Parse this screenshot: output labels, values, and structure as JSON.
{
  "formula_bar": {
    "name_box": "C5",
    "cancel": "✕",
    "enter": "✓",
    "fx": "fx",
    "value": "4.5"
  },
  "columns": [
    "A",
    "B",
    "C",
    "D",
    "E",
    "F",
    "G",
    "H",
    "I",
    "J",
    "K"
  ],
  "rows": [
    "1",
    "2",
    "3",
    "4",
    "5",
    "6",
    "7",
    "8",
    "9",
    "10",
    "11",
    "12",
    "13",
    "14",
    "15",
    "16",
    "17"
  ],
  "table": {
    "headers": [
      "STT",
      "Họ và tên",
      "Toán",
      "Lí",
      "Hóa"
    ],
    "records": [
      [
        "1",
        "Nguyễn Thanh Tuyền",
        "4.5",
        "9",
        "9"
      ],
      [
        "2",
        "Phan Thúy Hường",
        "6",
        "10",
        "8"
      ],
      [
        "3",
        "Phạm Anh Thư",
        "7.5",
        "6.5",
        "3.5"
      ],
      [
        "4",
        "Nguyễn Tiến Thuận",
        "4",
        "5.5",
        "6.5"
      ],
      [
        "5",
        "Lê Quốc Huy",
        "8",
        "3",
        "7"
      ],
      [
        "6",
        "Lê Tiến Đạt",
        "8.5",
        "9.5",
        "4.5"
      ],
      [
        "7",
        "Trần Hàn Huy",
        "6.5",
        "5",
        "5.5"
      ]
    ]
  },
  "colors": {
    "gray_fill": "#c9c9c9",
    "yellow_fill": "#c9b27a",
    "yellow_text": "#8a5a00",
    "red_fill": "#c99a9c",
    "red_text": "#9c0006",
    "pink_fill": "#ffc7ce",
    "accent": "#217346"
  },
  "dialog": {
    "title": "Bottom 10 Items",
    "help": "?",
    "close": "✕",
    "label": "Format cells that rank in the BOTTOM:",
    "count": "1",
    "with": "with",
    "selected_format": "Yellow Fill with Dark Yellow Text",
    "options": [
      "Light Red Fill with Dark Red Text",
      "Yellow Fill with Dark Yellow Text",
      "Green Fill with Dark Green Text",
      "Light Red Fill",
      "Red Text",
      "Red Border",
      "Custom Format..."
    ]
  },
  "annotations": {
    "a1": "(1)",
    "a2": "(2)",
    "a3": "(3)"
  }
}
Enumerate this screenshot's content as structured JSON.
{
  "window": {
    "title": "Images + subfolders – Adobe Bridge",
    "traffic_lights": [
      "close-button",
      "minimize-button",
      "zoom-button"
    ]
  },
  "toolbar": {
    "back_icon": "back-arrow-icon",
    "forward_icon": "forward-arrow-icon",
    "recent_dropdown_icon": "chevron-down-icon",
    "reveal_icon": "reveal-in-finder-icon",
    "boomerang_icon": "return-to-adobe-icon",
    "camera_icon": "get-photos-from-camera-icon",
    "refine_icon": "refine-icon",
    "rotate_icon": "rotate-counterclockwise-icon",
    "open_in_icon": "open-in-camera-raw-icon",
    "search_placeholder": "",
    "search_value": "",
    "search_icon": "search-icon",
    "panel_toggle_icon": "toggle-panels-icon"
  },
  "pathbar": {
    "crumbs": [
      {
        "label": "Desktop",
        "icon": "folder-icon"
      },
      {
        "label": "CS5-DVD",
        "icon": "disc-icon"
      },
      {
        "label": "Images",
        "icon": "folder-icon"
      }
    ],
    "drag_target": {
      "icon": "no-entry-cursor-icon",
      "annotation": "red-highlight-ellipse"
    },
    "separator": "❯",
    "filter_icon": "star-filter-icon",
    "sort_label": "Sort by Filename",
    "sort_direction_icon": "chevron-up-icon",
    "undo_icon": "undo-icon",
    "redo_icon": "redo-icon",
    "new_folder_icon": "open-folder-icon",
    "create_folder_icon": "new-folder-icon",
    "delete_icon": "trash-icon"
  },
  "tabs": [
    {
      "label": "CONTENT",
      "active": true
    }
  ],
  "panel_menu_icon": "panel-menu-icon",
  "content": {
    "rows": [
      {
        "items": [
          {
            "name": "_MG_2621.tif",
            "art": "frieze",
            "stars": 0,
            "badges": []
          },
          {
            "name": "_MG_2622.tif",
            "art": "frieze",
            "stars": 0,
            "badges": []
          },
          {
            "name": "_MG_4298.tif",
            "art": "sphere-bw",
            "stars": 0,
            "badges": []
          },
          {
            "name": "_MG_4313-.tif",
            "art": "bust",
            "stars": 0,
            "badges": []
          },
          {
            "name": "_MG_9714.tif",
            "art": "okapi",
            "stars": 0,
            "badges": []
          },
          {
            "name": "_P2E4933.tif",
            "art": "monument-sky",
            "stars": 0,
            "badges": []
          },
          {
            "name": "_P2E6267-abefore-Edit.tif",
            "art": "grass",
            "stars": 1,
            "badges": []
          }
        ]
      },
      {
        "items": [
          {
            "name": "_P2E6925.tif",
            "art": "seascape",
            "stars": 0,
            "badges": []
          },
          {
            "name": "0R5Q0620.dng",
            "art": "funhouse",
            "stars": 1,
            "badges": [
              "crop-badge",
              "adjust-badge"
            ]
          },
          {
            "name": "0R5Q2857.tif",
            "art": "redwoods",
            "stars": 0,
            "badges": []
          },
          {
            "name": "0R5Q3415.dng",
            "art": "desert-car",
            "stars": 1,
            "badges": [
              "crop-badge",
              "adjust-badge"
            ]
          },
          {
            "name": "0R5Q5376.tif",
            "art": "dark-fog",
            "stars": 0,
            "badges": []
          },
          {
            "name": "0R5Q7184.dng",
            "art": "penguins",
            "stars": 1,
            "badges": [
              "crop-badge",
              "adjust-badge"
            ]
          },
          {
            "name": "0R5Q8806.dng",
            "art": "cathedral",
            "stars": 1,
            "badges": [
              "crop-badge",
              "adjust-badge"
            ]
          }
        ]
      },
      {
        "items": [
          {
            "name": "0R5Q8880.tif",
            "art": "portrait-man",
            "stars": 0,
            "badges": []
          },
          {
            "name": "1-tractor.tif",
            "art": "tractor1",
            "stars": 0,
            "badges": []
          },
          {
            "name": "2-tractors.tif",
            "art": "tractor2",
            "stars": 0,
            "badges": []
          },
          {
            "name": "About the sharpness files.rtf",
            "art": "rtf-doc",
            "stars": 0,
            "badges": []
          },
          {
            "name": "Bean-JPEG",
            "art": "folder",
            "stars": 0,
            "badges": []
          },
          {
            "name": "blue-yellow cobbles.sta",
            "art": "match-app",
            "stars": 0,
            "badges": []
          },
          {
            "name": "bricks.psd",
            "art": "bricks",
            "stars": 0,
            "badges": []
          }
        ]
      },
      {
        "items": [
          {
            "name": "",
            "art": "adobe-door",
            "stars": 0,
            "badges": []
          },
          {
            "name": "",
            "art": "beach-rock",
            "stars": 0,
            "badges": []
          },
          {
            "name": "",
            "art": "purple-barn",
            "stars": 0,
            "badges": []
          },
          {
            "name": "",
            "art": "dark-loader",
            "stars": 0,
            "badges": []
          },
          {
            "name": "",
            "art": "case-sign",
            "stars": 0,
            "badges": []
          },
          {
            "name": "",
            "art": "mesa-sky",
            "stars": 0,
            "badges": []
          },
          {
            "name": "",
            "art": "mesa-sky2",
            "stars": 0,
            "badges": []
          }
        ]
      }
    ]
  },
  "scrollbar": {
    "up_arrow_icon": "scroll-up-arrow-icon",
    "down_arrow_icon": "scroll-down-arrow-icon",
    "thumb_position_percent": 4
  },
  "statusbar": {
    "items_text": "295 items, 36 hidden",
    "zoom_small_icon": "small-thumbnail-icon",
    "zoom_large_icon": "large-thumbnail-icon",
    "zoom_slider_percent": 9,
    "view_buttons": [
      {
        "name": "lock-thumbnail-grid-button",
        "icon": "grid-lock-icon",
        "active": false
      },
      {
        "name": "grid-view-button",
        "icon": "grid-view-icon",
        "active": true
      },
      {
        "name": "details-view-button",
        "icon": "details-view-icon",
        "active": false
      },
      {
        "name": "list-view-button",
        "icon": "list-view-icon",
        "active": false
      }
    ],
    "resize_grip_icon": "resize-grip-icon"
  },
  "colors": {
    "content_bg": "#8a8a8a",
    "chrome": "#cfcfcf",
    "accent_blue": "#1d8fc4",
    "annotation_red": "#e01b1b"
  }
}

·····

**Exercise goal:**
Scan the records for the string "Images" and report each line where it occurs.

**Your response:**
    "title": "Images + subfolders – Adobe Bridge",
        "label": "Images",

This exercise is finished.